All listed companies in Canada, besides Alberta and British Columbia, will soon be required to disclose targets for the number of women they want in high-ranking positions on boards and executive positions when new amendments become effective December 31, 2014.
Proposed measures to promote gender diversity were first explored in a consultation paper by the Ontario Securities Commission in 2013 and have since been refined.
Companies won’t be pressured to impose such quotas, but they must at least disclose them, and report on their progress each year in either their annual information forms or in management information circulars.
Such efforts are designed to increase transparency regarding the representation of women in these prominent roles and get more women into boardrooms.
Public companies must also voluntarily explain why or why not they have followed such amendments in order to encourage active involvement.
Such measures to be disclosed include:
• whether or not the company has adopted director term limits or other board renewal mechanisms
• if the company has a written policy regarding female representation
• if the company or nominating committee thought about the level of representation of women in the selection process or when choosing a board director.
• if the company considers the representation of women in executive positions when appointing executive officers

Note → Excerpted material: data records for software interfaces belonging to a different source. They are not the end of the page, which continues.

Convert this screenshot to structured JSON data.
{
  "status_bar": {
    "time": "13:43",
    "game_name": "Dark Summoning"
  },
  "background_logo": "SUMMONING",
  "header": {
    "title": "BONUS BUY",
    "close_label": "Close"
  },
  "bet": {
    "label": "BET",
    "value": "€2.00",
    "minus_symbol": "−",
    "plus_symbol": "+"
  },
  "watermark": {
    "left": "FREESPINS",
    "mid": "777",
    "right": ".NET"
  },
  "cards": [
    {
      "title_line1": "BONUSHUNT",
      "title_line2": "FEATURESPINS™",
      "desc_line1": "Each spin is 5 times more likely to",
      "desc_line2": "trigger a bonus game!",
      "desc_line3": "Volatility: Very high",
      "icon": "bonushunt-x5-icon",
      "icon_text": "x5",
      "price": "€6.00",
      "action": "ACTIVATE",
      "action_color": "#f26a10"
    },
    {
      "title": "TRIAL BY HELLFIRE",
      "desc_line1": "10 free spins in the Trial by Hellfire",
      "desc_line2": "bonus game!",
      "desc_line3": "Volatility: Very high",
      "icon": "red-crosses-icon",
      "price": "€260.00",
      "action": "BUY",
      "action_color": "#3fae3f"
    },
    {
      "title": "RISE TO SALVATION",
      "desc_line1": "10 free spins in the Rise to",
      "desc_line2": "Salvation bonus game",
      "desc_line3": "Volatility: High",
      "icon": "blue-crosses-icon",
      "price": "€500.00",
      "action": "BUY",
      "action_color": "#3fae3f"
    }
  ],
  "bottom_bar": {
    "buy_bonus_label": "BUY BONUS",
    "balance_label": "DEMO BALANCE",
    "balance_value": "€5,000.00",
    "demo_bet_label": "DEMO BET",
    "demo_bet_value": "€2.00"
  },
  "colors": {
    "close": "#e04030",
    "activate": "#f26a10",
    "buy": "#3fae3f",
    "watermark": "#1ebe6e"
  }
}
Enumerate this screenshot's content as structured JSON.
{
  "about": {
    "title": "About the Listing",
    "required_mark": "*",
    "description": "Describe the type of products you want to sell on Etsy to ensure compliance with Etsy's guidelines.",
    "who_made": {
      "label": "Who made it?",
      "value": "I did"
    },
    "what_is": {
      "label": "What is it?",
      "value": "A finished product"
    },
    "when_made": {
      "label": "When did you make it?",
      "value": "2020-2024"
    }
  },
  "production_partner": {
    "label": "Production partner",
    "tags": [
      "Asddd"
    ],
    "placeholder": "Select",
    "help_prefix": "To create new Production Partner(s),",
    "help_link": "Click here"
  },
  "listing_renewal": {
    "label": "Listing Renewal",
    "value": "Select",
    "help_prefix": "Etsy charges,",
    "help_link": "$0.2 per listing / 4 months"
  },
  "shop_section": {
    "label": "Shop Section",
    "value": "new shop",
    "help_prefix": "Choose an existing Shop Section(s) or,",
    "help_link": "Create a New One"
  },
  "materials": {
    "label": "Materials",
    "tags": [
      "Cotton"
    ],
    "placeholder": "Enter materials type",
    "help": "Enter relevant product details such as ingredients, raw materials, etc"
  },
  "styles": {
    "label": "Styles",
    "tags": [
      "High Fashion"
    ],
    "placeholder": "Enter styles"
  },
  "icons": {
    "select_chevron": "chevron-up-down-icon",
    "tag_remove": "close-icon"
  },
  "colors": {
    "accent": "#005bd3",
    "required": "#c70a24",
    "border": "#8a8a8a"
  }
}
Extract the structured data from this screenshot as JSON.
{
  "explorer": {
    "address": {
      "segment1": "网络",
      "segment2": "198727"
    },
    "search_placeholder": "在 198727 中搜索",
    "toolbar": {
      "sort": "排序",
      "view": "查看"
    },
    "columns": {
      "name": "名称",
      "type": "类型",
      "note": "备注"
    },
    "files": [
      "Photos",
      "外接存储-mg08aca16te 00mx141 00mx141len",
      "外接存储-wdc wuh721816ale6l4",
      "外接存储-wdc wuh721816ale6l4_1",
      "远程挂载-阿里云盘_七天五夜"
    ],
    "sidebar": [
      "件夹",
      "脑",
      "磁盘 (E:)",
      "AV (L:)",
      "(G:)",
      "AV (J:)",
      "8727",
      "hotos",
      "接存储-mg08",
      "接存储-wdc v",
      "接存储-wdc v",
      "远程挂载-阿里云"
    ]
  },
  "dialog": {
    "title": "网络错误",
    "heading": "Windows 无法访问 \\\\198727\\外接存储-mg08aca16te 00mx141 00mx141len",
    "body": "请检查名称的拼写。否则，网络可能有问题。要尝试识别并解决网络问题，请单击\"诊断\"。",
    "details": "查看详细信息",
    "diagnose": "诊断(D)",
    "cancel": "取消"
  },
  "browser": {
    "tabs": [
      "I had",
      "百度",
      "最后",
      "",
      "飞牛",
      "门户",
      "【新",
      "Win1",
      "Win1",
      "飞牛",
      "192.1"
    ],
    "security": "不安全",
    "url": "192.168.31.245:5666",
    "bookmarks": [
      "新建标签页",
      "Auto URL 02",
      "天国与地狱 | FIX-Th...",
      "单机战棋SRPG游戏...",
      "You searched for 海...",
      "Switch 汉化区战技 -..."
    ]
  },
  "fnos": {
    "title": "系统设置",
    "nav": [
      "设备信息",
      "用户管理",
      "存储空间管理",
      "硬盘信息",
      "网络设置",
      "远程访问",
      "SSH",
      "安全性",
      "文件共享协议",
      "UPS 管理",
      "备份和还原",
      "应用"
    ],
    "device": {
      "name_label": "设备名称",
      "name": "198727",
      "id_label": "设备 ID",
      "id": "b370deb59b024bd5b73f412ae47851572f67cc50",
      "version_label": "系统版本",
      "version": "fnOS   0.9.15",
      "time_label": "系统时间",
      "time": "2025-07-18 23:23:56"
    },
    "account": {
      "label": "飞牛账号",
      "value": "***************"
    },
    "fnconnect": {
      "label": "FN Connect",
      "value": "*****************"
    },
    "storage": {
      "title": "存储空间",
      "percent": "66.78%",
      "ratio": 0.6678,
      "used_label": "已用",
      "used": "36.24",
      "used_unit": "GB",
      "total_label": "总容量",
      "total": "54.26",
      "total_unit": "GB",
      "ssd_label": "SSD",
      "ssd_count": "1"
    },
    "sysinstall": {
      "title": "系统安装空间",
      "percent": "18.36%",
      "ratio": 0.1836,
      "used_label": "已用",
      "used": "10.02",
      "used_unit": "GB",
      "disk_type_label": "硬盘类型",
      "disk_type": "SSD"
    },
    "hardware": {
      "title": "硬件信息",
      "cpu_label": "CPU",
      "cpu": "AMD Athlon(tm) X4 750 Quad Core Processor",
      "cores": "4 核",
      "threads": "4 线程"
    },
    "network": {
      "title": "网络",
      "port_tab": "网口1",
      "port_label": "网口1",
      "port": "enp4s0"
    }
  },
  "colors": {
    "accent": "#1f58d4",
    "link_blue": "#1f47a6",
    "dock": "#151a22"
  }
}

• targets for representation of women and annual and cumulative progress in achieving them
• the number and proportion of women in these positions in the company and each of its major subsidiaries.